A Dictionary of Alchemical Imagery
Cambridge University Press, $49.95pb, 249 pp

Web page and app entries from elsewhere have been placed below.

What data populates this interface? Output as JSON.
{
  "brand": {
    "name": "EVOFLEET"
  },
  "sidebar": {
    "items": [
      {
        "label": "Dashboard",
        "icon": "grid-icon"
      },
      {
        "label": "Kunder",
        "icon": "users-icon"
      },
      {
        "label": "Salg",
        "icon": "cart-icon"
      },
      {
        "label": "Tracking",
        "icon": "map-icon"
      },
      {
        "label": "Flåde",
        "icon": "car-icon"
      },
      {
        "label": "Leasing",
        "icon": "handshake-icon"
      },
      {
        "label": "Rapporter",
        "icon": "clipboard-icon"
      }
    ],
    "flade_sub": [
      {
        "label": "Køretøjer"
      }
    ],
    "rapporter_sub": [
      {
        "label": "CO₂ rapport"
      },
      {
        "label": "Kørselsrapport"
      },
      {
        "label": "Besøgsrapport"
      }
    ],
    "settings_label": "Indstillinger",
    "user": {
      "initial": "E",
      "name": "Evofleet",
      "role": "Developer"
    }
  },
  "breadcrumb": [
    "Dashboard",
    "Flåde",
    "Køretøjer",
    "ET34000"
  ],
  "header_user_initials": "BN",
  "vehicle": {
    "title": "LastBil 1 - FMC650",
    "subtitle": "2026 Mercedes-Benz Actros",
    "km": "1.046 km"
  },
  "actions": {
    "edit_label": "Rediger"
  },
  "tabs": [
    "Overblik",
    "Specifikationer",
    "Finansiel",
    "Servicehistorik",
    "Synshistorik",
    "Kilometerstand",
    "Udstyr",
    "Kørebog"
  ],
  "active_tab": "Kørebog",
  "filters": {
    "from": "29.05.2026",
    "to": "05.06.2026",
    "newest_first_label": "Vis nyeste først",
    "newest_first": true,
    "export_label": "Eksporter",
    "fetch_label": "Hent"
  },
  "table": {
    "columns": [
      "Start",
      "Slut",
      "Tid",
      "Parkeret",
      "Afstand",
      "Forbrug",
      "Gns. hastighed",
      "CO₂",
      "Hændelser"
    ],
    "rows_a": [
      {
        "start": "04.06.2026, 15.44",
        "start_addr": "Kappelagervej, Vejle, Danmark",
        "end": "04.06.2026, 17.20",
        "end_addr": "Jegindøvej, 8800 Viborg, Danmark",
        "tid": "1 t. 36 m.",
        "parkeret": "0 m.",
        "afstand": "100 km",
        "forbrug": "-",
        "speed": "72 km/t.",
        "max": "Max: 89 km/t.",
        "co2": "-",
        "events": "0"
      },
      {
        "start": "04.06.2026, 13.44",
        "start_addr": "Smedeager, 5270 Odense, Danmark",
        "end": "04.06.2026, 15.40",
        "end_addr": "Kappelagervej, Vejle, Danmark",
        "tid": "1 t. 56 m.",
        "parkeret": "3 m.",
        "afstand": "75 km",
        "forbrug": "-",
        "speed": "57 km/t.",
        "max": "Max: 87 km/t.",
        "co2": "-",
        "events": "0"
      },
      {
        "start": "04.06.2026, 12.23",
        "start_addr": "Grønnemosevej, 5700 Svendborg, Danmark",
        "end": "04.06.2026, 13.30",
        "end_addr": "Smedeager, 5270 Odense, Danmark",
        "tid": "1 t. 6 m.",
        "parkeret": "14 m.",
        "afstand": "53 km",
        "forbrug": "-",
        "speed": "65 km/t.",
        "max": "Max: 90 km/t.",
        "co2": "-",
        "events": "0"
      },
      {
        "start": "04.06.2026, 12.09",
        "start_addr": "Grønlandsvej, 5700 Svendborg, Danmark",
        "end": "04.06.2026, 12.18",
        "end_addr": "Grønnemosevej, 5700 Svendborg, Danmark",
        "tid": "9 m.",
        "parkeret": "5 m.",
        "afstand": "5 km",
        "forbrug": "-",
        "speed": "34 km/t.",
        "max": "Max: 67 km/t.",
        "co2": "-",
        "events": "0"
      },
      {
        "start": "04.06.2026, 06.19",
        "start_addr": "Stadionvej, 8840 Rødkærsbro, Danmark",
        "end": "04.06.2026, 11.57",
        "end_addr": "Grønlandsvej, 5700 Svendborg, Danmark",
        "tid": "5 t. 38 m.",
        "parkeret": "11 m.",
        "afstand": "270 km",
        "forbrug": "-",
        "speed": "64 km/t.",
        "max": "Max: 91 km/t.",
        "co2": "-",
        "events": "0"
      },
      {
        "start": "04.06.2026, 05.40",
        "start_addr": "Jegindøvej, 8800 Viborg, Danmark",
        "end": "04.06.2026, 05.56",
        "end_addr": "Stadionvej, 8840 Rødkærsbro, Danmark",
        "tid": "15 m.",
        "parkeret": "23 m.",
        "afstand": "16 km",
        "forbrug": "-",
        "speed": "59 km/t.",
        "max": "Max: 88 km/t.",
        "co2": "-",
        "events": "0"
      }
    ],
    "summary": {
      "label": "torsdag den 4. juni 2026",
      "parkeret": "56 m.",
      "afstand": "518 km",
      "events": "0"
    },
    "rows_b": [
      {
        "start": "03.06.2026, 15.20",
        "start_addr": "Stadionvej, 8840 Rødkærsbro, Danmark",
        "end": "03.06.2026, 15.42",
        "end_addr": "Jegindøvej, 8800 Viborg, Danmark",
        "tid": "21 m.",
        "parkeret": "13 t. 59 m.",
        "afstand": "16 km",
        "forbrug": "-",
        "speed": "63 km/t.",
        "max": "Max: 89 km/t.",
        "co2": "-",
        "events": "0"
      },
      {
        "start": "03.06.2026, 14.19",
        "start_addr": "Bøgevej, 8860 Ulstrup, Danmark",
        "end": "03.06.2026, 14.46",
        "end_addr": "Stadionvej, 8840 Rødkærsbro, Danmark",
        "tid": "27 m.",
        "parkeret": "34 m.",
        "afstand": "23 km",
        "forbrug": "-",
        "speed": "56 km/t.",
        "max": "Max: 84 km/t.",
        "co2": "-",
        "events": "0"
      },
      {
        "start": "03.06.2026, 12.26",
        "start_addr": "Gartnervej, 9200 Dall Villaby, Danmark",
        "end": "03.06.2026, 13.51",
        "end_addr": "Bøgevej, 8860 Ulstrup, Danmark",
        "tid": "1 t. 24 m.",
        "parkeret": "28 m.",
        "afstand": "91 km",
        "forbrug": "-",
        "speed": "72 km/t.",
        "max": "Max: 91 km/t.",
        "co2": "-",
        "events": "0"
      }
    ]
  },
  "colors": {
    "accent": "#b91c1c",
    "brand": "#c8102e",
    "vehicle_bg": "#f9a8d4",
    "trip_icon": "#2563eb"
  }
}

Blessed are the compilers of dictionaries, writers of reference books and encyclopedia entries – how would we access knowledge without them? But if they work in the Australian university system, they are not blessed by the Department of Education, Training and Youth Affairs, which awards no research points whatsoever for such activities. Lindy Abraham’s esoteric-sounding dictionary of alchemical imagery is a fine example of the kind of scholarly labour that doesn’t fit well with bean-counting bureaucrats’ notions of ‘productive’ research. With her assistance, we gain access to a world-view that had its roots in Hellenistic Egypt in 300 BC but, during the Renaissance, re-emerged as a powerful intellectual force: a precursor to modern science, as well as a systematic form of philosophy.